Well, it was quite a week, no? After the roller-coaster ride we went on over the first four days, a ban on short-selling 799 financial stocks, a guarantee of certain money market funds and a massive bailout for firms holding billions in bad debt triggered a massive wave of short-covering and panic buying at the open. However, even though the market was able to hold on to its initial gains today, and we finished the day on very good breadth and heavy volume, we failed to make any progress to the upside after the first 20 minutes or so of trading this morning. Moreover, despite the fact that the major indices advanced between 7% and 8% in essentially 90 minutes (the final hour yesterday and the first 30 minutes today), they are each in the red for the week.

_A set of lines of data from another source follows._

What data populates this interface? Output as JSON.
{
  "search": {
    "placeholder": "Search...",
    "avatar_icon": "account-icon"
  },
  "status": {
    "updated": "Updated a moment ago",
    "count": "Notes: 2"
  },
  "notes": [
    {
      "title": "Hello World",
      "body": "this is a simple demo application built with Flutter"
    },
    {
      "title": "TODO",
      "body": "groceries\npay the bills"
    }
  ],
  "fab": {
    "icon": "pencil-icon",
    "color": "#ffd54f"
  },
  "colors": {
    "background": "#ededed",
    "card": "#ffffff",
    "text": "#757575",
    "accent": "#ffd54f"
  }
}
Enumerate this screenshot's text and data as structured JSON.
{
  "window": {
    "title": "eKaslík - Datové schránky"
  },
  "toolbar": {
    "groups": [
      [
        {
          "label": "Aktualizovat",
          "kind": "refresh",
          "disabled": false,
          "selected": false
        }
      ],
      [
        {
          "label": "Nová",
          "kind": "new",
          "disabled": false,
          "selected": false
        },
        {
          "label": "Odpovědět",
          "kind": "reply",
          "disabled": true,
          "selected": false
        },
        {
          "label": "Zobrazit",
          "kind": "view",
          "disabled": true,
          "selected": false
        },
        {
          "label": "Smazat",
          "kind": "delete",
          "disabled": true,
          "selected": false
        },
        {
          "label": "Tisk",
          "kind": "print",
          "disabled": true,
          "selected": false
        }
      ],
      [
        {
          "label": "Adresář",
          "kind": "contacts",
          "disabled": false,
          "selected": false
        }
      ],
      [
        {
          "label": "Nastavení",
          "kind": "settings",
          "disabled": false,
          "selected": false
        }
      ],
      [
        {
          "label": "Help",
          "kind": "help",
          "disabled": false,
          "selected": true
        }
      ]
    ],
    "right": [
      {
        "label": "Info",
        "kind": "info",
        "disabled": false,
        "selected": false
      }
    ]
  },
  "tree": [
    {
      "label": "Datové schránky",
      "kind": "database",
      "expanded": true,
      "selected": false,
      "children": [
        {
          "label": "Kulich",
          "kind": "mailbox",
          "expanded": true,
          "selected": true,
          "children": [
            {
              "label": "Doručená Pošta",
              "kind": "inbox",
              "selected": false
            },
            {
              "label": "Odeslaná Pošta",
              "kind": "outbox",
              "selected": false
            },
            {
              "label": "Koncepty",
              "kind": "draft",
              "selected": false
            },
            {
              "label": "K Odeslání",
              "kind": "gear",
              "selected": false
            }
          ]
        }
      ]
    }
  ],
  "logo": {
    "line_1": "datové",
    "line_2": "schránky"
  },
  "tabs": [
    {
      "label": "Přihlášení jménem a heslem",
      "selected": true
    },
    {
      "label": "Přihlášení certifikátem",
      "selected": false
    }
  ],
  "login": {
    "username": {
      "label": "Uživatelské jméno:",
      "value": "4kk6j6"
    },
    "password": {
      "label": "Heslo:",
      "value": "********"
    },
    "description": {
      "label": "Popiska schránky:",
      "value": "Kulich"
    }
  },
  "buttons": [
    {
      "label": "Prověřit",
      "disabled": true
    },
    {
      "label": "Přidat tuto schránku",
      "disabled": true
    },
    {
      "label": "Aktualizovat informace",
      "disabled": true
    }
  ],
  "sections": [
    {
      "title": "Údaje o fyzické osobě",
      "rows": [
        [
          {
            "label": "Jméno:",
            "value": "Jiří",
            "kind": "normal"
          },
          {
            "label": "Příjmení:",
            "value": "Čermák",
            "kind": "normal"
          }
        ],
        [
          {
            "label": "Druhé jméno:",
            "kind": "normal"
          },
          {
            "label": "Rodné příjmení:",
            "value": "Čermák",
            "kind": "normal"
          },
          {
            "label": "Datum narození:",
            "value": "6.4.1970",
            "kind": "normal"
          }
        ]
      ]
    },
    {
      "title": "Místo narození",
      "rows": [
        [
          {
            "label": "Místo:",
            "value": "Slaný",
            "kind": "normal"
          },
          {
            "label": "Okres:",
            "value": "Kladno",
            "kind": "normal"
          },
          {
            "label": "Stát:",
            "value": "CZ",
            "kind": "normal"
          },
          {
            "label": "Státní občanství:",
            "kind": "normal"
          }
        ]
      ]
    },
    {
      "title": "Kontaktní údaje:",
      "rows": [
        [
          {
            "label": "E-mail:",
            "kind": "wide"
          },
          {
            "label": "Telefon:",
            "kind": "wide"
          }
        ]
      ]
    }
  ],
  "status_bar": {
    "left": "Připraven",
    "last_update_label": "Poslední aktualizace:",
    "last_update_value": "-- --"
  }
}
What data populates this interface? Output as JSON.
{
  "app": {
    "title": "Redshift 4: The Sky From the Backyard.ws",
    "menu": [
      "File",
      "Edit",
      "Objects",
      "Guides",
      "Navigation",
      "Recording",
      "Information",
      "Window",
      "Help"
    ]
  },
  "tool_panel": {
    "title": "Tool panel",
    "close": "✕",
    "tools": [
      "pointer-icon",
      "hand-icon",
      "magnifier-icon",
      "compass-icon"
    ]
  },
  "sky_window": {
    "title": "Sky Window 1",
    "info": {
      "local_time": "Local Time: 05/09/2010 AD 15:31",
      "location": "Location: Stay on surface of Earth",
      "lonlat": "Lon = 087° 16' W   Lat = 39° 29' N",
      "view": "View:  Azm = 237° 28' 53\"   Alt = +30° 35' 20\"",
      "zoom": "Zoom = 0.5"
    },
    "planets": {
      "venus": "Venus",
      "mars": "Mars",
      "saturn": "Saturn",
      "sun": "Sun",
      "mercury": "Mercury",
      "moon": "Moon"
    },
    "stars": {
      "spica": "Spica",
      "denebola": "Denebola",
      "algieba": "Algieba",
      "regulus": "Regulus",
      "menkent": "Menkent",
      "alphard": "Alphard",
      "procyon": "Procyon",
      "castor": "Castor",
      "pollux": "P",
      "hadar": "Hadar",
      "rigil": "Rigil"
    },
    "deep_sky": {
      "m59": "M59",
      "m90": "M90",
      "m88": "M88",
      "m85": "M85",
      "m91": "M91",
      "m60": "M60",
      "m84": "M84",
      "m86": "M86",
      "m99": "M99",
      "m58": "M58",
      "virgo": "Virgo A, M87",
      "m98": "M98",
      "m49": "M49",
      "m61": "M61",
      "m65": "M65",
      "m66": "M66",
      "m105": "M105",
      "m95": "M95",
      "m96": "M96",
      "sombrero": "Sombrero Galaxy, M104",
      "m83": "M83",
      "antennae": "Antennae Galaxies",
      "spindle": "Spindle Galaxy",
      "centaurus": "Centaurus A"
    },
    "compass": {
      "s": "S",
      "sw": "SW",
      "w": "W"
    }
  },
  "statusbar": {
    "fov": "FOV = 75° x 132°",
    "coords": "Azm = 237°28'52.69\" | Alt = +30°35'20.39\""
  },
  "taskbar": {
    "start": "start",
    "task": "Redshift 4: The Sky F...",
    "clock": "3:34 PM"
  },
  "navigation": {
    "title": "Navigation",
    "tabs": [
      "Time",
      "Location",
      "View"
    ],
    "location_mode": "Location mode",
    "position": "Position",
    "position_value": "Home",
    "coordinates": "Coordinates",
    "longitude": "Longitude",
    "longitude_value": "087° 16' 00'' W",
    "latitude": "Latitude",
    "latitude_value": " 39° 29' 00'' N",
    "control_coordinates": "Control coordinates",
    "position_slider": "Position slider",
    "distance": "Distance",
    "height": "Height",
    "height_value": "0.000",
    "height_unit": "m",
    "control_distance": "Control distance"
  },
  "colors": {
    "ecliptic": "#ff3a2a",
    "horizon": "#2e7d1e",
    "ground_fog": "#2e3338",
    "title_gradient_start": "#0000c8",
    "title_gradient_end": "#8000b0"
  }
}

Regardless, the bulls are quite encouraged right now, and are convinced that we reached a major turning point. The bears, however, will counter that there are still many unresolved problems out there, and the government’s actions will not only likely bring those to light, but will also create a few of their own. We’ll never know if we were saved from a financial disaster, but even if we were, that doesn’t mean we will automatically start going up from here.
The market will be the final arbiter, and the big question right now is if investors now have the confidence to start buying again. Like we said earlier, the charts are a mess right now, but if buyers do start coming back into the market, then we’ll start to see better set-ups. That said, we can’t forget that we are still in a primary downtrend and there is heavy overhead resistance looming. This two-day move was strong, but there are plenty of folks who are sitting on huge losses and looking for a way out.
The bottom line here is that, while we have to be mindful of signs that conditions may improve from here, huge bailouts and bans on short selling are symptoms of problems, not indications of strength.